CMA President, Laurent Marcoux, Ph.D., said “Technologies such as artificial intelligence (AI) and virtual monitoring provide an opportunity to address the health needs of the Google Generation as they embrace technology in all facets of their lives.
“The way this generation manages and tracks their health is much different than any other demographic group,” Marcoux said. “To ensure we are ready to tackle this new wave of tech savvy patients; we need to have the right policies as well as action plans to [futurize] our healthcare ecosystem.”
Implementing virtual doctor visits, and the use of AI are tactics the Google Generation believes could help lead to more timely care, convenience and overall quality of care. However, 6 in 10 Canadians are excited about the incorporation of this new technology, but would only trust a diagnosis if delivered by a physician.
There are issues with privacy and ethics that 7 out of 10 Canadians believe haven’t been fully thought out in regards to AI usage in healthcare, and 67 percent are worried about losing the human touch factor.

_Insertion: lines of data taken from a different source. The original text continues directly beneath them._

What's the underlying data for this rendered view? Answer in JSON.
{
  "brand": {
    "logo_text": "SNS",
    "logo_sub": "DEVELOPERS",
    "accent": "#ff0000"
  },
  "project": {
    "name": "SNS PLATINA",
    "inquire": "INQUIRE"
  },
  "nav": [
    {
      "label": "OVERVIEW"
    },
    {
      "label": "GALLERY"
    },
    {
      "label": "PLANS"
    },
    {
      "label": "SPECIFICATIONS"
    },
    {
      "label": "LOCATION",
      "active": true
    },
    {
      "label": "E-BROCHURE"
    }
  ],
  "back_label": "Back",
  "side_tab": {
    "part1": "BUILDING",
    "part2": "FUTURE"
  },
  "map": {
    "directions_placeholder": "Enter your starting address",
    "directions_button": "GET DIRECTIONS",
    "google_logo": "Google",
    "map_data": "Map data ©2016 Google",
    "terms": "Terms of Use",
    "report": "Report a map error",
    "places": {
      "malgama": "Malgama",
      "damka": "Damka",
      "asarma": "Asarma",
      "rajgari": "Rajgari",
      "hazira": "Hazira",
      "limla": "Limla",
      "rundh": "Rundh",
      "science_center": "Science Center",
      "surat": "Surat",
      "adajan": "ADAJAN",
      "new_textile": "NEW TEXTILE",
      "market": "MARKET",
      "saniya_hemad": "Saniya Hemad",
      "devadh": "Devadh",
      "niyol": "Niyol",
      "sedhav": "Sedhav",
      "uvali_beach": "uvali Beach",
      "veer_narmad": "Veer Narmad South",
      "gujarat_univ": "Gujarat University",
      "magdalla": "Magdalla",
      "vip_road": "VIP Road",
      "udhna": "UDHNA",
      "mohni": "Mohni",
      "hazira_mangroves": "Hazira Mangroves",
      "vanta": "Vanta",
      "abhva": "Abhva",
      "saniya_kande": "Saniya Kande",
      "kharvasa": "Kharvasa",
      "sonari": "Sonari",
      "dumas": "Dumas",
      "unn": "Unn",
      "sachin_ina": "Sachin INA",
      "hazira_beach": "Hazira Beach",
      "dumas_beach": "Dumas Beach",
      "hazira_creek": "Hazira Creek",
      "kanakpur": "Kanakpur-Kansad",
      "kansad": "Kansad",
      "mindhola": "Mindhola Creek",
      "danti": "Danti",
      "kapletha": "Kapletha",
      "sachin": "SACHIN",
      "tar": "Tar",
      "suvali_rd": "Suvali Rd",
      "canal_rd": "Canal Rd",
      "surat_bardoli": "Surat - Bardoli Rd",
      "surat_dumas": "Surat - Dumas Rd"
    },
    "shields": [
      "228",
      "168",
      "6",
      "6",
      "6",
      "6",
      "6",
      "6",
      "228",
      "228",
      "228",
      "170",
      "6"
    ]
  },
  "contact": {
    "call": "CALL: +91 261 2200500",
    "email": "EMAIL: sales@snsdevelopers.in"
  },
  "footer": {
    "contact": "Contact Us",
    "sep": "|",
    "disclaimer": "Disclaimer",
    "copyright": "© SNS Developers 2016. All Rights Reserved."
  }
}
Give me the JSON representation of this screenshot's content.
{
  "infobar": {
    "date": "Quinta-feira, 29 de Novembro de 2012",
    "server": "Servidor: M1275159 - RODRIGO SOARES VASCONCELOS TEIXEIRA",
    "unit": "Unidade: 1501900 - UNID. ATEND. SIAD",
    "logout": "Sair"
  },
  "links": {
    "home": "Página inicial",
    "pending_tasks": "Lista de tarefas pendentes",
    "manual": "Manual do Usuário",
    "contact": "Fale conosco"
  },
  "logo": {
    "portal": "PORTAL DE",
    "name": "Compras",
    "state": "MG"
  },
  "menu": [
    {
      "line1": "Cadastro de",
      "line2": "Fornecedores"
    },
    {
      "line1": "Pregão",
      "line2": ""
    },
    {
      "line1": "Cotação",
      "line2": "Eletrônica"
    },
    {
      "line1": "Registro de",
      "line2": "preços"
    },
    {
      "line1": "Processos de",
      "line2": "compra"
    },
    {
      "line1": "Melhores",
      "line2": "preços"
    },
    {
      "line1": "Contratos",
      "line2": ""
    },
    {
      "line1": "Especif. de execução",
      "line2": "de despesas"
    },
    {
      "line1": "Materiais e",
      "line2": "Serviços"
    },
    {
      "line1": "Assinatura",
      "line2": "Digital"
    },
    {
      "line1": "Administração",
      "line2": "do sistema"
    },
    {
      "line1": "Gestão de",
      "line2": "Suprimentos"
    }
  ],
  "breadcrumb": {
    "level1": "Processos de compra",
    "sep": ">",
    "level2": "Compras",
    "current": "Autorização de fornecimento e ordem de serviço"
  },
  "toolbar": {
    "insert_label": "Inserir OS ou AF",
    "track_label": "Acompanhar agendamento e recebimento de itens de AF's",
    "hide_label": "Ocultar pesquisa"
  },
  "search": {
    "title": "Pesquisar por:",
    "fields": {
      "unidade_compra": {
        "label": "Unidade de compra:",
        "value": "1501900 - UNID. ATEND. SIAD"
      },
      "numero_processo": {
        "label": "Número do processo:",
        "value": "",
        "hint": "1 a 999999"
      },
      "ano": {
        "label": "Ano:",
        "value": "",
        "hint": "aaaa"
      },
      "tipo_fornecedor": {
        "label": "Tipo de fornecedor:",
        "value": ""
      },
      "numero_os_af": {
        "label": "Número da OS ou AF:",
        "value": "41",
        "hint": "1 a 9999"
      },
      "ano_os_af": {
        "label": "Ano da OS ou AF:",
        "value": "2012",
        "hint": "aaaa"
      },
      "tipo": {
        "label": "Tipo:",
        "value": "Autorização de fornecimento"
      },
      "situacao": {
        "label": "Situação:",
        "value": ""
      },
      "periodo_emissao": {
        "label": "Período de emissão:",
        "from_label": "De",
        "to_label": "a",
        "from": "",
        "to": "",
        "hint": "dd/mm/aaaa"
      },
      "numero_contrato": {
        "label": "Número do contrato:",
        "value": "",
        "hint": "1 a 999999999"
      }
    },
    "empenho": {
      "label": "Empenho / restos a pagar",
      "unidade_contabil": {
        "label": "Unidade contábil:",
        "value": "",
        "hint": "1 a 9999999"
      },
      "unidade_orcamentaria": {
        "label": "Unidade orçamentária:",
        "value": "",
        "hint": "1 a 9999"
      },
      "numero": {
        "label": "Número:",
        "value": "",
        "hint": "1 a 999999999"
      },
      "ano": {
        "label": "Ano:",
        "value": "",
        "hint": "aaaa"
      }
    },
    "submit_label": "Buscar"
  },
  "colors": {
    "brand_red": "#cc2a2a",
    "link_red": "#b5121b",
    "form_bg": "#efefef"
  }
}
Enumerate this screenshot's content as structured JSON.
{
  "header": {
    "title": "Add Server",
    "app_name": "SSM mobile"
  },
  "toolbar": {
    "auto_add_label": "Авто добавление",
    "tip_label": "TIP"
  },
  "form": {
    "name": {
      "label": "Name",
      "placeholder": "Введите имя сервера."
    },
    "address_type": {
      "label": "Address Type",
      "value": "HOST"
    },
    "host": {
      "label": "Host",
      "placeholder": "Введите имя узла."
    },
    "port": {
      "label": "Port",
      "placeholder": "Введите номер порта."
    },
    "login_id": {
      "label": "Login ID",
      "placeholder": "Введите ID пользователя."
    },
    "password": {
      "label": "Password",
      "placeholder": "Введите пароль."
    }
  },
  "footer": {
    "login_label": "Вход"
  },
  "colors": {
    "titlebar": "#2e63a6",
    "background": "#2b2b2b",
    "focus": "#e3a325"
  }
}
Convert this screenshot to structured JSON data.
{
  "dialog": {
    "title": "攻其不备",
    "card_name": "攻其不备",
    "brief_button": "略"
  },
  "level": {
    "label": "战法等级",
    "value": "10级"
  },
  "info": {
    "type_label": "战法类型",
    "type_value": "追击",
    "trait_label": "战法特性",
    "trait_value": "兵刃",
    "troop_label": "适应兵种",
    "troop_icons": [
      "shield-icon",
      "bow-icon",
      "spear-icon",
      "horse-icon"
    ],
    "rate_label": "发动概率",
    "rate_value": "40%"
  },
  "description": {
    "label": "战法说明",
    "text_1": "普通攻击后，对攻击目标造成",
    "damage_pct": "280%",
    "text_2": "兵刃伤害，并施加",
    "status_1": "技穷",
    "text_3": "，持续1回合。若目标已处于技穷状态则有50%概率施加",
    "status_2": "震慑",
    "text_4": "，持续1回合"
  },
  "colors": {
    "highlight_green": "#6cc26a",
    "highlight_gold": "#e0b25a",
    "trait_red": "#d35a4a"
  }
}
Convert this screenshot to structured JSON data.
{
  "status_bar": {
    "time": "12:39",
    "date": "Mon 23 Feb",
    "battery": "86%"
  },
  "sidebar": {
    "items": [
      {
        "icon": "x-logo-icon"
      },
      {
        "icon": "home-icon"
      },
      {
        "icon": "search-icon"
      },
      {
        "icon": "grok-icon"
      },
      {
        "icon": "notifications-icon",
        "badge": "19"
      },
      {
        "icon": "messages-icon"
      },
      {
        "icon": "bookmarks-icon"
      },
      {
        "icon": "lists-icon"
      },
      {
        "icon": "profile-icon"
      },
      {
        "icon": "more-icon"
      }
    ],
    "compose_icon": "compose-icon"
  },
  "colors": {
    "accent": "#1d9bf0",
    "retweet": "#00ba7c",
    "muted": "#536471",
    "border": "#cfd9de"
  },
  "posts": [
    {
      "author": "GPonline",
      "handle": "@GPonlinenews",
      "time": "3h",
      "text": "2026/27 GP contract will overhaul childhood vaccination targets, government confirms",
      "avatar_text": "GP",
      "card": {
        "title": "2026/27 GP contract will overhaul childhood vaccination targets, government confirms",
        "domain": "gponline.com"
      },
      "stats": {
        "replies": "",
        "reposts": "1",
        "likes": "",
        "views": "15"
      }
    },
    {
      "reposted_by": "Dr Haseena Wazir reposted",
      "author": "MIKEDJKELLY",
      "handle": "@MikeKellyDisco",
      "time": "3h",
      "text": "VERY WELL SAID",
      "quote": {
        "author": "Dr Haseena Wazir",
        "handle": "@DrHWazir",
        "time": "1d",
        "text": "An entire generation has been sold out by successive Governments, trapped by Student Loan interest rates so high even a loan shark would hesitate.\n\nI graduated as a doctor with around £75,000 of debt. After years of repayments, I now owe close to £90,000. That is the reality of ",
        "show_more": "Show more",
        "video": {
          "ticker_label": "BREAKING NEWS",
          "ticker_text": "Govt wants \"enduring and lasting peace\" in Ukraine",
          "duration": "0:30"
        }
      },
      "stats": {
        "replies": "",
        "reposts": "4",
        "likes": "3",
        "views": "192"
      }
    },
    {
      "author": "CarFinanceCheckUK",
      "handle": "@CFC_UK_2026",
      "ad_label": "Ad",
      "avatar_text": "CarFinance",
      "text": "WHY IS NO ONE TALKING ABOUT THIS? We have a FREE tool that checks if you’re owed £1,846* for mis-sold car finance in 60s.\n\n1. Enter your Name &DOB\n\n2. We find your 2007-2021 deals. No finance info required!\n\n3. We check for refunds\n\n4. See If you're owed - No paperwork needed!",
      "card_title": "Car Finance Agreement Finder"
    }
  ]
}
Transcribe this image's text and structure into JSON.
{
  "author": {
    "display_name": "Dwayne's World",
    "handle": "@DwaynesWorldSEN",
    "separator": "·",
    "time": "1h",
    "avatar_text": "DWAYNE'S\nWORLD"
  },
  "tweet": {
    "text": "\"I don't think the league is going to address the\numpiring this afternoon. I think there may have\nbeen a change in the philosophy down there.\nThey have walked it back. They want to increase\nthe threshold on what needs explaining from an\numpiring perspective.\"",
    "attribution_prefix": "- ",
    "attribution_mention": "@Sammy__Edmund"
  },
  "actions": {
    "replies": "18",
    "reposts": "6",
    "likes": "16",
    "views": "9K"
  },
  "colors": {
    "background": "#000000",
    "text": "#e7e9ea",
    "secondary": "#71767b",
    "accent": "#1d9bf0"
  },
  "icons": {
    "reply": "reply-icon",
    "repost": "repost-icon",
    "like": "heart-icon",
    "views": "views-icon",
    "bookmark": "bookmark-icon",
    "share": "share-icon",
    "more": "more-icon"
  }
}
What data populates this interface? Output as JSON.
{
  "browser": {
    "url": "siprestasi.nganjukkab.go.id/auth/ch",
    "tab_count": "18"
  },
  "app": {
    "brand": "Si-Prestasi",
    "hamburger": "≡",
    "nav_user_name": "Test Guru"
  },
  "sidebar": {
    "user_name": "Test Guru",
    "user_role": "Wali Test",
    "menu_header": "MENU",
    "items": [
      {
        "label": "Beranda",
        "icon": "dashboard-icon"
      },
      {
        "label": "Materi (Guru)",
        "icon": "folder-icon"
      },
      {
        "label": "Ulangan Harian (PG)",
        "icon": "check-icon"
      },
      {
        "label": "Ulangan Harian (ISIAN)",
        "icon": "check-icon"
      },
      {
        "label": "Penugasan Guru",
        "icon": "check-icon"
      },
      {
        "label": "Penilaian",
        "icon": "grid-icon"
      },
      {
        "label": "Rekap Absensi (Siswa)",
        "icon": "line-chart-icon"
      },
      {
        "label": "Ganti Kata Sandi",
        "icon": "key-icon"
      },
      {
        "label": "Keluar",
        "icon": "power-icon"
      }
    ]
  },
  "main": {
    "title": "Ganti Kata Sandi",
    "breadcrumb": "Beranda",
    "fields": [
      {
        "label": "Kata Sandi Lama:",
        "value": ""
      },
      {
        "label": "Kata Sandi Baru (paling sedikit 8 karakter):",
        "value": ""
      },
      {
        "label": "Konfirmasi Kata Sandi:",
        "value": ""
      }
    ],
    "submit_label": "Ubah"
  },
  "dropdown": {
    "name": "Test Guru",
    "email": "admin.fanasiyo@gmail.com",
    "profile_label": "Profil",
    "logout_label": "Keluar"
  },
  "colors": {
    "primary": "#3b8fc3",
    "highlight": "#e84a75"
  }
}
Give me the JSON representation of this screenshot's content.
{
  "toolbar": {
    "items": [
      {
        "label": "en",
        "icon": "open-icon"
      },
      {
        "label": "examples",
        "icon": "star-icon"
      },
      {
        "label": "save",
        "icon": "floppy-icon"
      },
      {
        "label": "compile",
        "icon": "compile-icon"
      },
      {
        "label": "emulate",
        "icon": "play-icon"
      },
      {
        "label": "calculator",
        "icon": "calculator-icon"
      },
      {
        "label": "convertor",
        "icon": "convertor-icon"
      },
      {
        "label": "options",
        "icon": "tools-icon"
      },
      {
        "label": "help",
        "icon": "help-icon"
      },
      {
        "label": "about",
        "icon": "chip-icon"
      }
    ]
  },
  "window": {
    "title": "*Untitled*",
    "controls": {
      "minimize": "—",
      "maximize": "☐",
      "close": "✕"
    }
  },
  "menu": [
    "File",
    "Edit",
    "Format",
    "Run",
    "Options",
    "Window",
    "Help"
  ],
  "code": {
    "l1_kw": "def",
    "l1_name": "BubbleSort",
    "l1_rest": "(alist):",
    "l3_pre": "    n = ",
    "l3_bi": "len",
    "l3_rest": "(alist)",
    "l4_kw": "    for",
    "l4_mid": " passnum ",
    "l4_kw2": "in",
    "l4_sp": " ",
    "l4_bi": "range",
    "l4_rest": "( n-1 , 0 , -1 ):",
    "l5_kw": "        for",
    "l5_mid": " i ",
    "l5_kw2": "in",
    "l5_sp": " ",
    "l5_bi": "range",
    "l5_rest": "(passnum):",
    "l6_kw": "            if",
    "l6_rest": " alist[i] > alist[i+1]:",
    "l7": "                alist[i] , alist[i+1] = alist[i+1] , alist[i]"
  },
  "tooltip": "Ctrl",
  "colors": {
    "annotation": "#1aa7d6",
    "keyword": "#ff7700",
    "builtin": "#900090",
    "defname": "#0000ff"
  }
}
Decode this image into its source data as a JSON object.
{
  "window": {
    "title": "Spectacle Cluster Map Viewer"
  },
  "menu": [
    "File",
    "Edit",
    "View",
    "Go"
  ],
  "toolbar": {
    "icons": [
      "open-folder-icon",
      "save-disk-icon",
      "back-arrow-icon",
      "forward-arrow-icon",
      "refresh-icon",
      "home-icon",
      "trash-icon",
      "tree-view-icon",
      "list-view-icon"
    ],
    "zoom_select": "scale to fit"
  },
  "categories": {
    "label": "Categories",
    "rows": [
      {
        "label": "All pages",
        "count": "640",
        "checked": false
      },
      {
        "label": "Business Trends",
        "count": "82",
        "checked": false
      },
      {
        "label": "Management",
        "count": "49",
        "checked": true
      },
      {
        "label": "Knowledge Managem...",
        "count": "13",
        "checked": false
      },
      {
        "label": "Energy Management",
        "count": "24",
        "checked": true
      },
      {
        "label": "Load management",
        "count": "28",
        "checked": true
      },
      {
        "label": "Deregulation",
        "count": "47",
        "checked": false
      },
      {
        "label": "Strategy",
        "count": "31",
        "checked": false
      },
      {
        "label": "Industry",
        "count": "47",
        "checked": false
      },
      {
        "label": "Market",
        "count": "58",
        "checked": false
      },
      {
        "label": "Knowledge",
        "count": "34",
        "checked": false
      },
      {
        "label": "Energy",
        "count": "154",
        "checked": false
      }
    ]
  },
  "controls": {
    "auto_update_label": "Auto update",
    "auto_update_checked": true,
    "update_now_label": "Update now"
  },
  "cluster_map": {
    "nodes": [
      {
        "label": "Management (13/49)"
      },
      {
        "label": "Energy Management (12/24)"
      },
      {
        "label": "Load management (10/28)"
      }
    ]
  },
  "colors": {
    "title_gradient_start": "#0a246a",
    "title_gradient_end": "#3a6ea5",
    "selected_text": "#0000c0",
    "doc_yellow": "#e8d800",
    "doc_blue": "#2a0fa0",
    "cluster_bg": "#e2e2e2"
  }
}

Nevertheless, the implementation of technology within the Canadian healthcare system is necessary in order to match the demand of the evolving generations.
“We need to look at this information as a warning sign,” Marcoux said. “Every generation presents a new challenge to our healthcare system, but with the Google Generation, healthcare is about convenience and timeliness, and the current system does not provide for that.”